More than halfway into her 5600-word Atlantic Monthly hit piece on Duke University and the current wave of sexual feminism, “The Hazards of Duke,” Caitlin Flanagan comes as close as she ever gets to citing a source.
She mentions the on-air speech of a “very pretty, golden-haired Fox news anchor” named Megyn Kelly, which concerned Karen Owen’s powerpoint. After invoking what she claims is the anchor’s defense of the “righteous tradition of Division I Men’s Lacrosse and all of the excellent guys who play it,” she goes on to paint Kelly as an apologist for misogyny and mocks her credentials for commenting on the Karen Owen situation.
Let’s try and ignore, for a second, all the implications of describing Kelly as “very pretty” and “golden-haired,” Flanagan’s grade-school taunts and her clumsy prose (“they prefer bikini waxes and spray tans to overalls and invective.”)
Flanagan’s a hack and the worst kind of pundit; after years of her hysterical essays, this is common knowledge. But that doesn’t excuse The Atlantic for having printed pages of what is essentially deception, unprofessionalism and, in at least one instance, outright lies.
Apparently, Tucker Max is the “unofficial king of Duke,” but whoever cc’ed this memo to Flanagan forgot to send it my way. The Amethyst Initiative, a movement to lower the drinking age to 18 endorsed by Duke’s president, Richard Brodhead, is dismissed as just one more example of Duke’s utter corruption; but as of right now, 135 different college presidents can be counted as signatories.
There are the simple things also, like saying one of the “F*** List’s” subjects was “drafted into a Major League Baseball team,” as though he were being consumed by the military-industrial complex (it should be “drafted by”).
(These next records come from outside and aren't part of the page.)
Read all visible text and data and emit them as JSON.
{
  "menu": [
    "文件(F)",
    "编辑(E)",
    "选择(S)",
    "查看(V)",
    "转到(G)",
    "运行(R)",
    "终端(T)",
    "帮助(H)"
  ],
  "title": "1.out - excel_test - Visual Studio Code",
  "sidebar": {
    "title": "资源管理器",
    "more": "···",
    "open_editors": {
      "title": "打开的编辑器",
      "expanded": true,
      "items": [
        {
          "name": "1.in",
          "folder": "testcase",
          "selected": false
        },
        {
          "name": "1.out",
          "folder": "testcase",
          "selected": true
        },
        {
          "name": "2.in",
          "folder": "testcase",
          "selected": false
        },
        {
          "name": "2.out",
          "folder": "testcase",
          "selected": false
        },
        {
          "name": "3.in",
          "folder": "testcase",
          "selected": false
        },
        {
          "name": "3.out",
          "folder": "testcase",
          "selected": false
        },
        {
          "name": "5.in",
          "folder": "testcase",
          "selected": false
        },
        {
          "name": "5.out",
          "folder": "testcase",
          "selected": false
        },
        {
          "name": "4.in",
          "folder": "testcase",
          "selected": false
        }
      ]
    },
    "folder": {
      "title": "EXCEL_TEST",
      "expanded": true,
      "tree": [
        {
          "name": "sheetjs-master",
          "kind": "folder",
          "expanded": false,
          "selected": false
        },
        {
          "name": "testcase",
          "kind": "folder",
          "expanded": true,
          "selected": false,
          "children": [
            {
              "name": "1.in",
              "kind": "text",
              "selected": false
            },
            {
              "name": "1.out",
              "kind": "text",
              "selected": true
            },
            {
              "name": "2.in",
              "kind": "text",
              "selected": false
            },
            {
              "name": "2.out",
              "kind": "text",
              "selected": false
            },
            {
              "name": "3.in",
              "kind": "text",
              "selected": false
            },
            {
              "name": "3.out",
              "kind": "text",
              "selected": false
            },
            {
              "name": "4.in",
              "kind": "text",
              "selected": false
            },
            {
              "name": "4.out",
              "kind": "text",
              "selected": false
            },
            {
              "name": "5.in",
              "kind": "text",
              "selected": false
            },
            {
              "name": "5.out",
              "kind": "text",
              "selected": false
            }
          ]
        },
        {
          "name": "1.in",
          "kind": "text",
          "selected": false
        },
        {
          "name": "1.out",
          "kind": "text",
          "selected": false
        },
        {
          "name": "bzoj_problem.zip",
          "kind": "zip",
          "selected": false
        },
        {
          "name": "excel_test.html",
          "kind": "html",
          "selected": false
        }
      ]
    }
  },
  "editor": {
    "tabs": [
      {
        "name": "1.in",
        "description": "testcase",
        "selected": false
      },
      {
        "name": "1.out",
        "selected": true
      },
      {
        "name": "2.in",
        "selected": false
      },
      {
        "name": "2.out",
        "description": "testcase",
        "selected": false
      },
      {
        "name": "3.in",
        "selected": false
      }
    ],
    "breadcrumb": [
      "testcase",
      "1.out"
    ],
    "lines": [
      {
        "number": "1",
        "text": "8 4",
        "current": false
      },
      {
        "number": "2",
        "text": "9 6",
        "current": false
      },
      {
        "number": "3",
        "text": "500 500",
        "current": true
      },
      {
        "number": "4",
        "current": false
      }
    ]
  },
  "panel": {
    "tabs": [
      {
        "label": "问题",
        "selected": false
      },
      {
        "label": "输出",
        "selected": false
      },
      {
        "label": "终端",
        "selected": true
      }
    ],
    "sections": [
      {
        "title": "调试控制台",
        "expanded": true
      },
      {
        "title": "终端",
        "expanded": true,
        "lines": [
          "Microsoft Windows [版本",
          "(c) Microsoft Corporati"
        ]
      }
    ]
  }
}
And then there are the gross errors. Flanagan accuses The Chronicle of ignoring an alleged rape that took place on campus. But the paper ran three front-page stories about the incident, two as the day’s lead pieces.
Flanagan doesn’t support any of her ridiculous proclamations with sources or research. Apparently, Duke’s rise to elitism came through “lured academic luminaries—many of them longer on star power than on intellectual substance.” But she doesn’t give a single example. It’s pretty clear that she’s never set foot on Duke’s campus or spoken with any students—or the students of the other universities she’s so concerned about. And the reporting she does cite is always that of other writers, published in magazines not The Atlantic, taken out of context and placed in isolation.
Beyond the terrible execution of what is supposedly her trade, The Atlantic shouldn’t be advocating Flanagan’s demeaning treatment of Karen Owen. Flanagan interprets Owen like she’s a text to be studied, reducing her completely to the stuff of the “F*** List.” Citing the fact that Owen only sent the list to three friends initially, she writes, “It’s not hard to believe that Owen had only three friends in college.”
In a throwback to antiquity, Flanagan attacks Owen for her sexual preferences. Her accusations are unfair and, frankly, bizarre, resembling nothing closer than the language of homophobia. For The Atlantic to print this reveals a chasm between our understanding of where contemporary gender discourse is at and where it actually resides—because pieces like “The Hazards of Duke” show that at least one foot’s still in the Stone Age.
Clearly, Flanagan doesn’t know any better than to write nonsense like this. But the fact that The Atlantic continues to publish her isn’t just shameful—it’s irresponsible.